It has gotten to a point where people are wondering whether this burden is even too much for the Warriors, a team has seen virtually everything, to handle.

And you can see where they are coming from.

Bob Myers broke down on the podium discussing Durant’s injury following Game 5. An emotional Curry fought back tears as he hugged Myers afterward. Thompson, DeMarcus Cousins and Draymond Green, all of whom wear their hearts on their sleeves, all seemed somber. Steve Kerr looked bewildered.

We have never seen the Warriors this vulnerable, and I’m not talking about their performance on the court. I am speaking of their emotions. The normally cheerful, confident and, let’s face it, arrogant Warriors genuinely look burnt out, almost to the point where winning has actually become secondary to them.

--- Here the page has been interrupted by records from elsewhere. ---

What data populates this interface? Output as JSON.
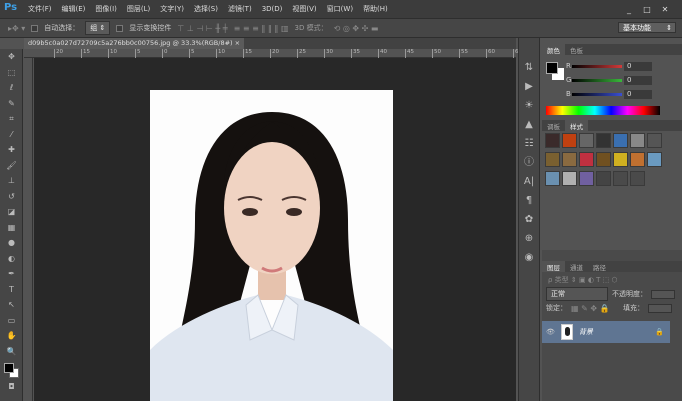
{
  "app": {
    "logo": "Ps"
  },
  "menu": [
    "文件(F)",
    "编辑(E)",
    "图像(I)",
    "图层(L)",
    "文字(Y)",
    "选择(S)",
    "滤镜(T)",
    "3D(D)",
    "视图(V)",
    "窗口(W)",
    "帮助(H)"
  ],
  "window_controls": [
    "_",
    "□",
    "✕"
  ],
  "options": {
    "auto_select_label": "自动选择：",
    "auto_select_value": "组",
    "show_transform_label": "显示变换控件",
    "mode_3d_label": "3D 模式：",
    "workspace": "基本功能"
  },
  "document": {
    "tab_title": "d09b5c0a027d72709c5a276bb0c00756.jpg @ 33.3%(RGB/8#)",
    "close": "×"
  },
  "ruler_ticks": [
    "20",
    "15",
    "10",
    "5",
    "0",
    "5",
    "10",
    "15",
    "20",
    "25",
    "30",
    "35",
    "40",
    "45",
    "50",
    "55",
    "60",
    "65"
  ],
  "color_panel": {
    "tabs": [
      "颜色",
      "色板"
    ],
    "channels": [
      {
        "label": "R",
        "value": "0",
        "color": "#d23a3a"
      },
      {
        "label": "G",
        "value": "0",
        "color": "#39b83a"
      },
      {
        "label": "B",
        "value": "0",
        "color": "#3a4fd2"
      }
    ]
  },
  "styles_panel": {
    "tabs": [
      "调板",
      "样式"
    ]
  },
  "layers_panel": {
    "tabs": [
      "图层",
      "通道",
      "路径"
    ],
    "blend_mode": "正常",
    "opacity_label": "不透明度：",
    "lock_label": "锁定：",
    "fill_label": "填充：",
    "layers": [
      {
        "name": "背景"
      }
    ]
  }
}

It’s almost as if the Dubs can’t wait to get this series over with so they can exhale and go into the summer with a few months of rest.

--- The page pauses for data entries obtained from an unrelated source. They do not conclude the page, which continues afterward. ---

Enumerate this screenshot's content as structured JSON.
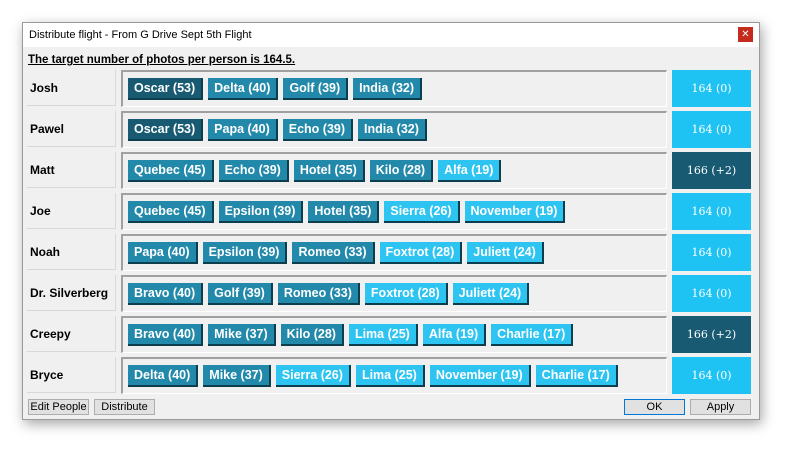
{
  "window": {
    "title": "Distribute flight - From G Drive Sept 5th Flight",
    "close_glyph": "✕"
  },
  "target_text": "The target number of photos per person is 164.5.",
  "colors": {
    "chip_dark": "#175a72",
    "chip_mid": "#2389aa",
    "chip_light": "#2ec4f2",
    "total_ok": "#1ec3f3",
    "total_over": "#175a72"
  },
  "rows": [
    {
      "name": "Josh",
      "total": "164 (0)",
      "status": "ok",
      "flights": [
        {
          "label": "Oscar (53)",
          "shade": "dark"
        },
        {
          "label": "Delta (40)",
          "shade": "mid"
        },
        {
          "label": "Golf (39)",
          "shade": "mid"
        },
        {
          "label": "India (32)",
          "shade": "mid"
        }
      ]
    },
    {
      "name": "Pawel",
      "total": "164 (0)",
      "status": "ok",
      "flights": [
        {
          "label": "Oscar (53)",
          "shade": "dark"
        },
        {
          "label": "Papa (40)",
          "shade": "mid"
        },
        {
          "label": "Echo (39)",
          "shade": "mid"
        },
        {
          "label": "India (32)",
          "shade": "mid"
        }
      ]
    },
    {
      "name": "Matt",
      "total": "166 (+2)",
      "status": "over",
      "flights": [
        {
          "label": "Quebec (45)",
          "shade": "mid"
        },
        {
          "label": "Echo (39)",
          "shade": "mid"
        },
        {
          "label": "Hotel (35)",
          "shade": "mid"
        },
        {
          "label": "Kilo (28)",
          "shade": "mid"
        },
        {
          "label": "Alfa (19)",
          "shade": "light"
        }
      ]
    },
    {
      "name": "Joe",
      "total": "164 (0)",
      "status": "ok",
      "flights": [
        {
          "label": "Quebec (45)",
          "shade": "mid"
        },
        {
          "label": "Epsilon (39)",
          "shade": "mid"
        },
        {
          "label": "Hotel (35)",
          "shade": "mid"
        },
        {
          "label": "Sierra (26)",
          "shade": "light"
        },
        {
          "label": "November (19)",
          "shade": "light"
        }
      ]
    },
    {
      "name": "Noah",
      "total": "164 (0)",
      "status": "ok",
      "flights": [
        {
          "label": "Papa (40)",
          "shade": "mid"
        },
        {
          "label": "Epsilon (39)",
          "shade": "mid"
        },
        {
          "label": "Romeo (33)",
          "shade": "mid"
        },
        {
          "label": "Foxtrot (28)",
          "shade": "light"
        },
        {
          "label": "Juliett (24)",
          "shade": "light"
        }
      ]
    },
    {
      "name": "Dr. Silverberg",
      "total": "164 (0)",
      "status": "ok",
      "flights": [
        {
          "label": "Bravo (40)",
          "shade": "mid"
        },
        {
          "label": "Golf (39)",
          "shade": "mid"
        },
        {
          "label": "Romeo (33)",
          "shade": "mid"
        },
        {
          "label": "Foxtrot (28)",
          "shade": "light"
        },
        {
          "label": "Juliett (24)",
          "shade": "light"
        }
      ]
    },
    {
      "name": "Creepy",
      "total": "166 (+2)",
      "status": "over",
      "flights": [
        {
          "label": "Bravo (40)",
          "shade": "mid"
        },
        {
          "label": "Mike (37)",
          "shade": "mid"
        },
        {
          "label": "Kilo (28)",
          "shade": "mid"
        },
        {
          "label": "Lima (25)",
          "shade": "light"
        },
        {
          "label": "Alfa (19)",
          "shade": "light"
        },
        {
          "label": "Charlie (17)",
          "shade": "light"
        }
      ]
    },
    {
      "name": "Bryce",
      "total": "164 (0)",
      "status": "ok",
      "flights": [
        {
          "label": "Delta (40)",
          "shade": "mid"
        },
        {
          "label": "Mike (37)",
          "shade": "mid"
        },
        {
          "label": "Sierra (26)",
          "shade": "light"
        },
        {
          "label": "Lima (25)",
          "shade": "light"
        },
        {
          "label": "November (19)",
          "shade": "light"
        },
        {
          "label": "Charlie (17)",
          "shade": "light"
        }
      ]
    }
  ],
  "buttons": {
    "edit_people": "Edit People",
    "distribute": "Distribute",
    "ok": "OK",
    "apply": "Apply"
  }
}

Let’s remember that it’s not like all of this just hit the Warriors all at once.

All season long, Golden State has dealt with constant media, fan and player speculation about Durant’s impending free agency, and even Thompson’s, to an extent. People saw the Warriors’ struggles during the regular season and wondered if age, pressure and boredom was finally catching up to them and if this was finally the year they could be had.

A surprisingly tough first round against the Los Angeles Clippers did nothing to assuage those doubters, and when Durant injured his calf in Game 5 of the Warriors’ second-round series against the Houston Rockets, many began writing Golden State’s obituary.

But the Dubs still powered through without Durant, dispatching the Rockets in six games and then emphatically sweeping the Portland Trail Blazers in the Western Conference Finals.

The finals, however, have been a different animal, as Leonard alone is a different beast, and it became more and more apparent through the first four games that the Warriors needed Durant.

And just when it looked like Durant was back and ready to save the day, he suffers a potentially career-altering Achilles injury, further adding to the angst and the mounting pressure that the Warriors were facing.

Now, the Warriors will have one last chance to put on a show at Oracle, the arena that has delivered so many priceless memories to Oakland over the last five years and beyond. Curry will have the opportunity to stamp his name in the pantheon of NBA Finals legends, something his Finals MVP-less self has yet to do. And as a team, the Dubs have the chance to do something that only three other franchises in NBA history have done by winning three straight championships.

But all of that can come to a screeching halt if the Warriors are not able to summon the strength for at least one more great performance in a five-year span full of them.

This might not just be the last dance at Oracle Arena. It could be the last dance for this Warriors dynasty as we know it.

And the Warriors will be ready for the challenge.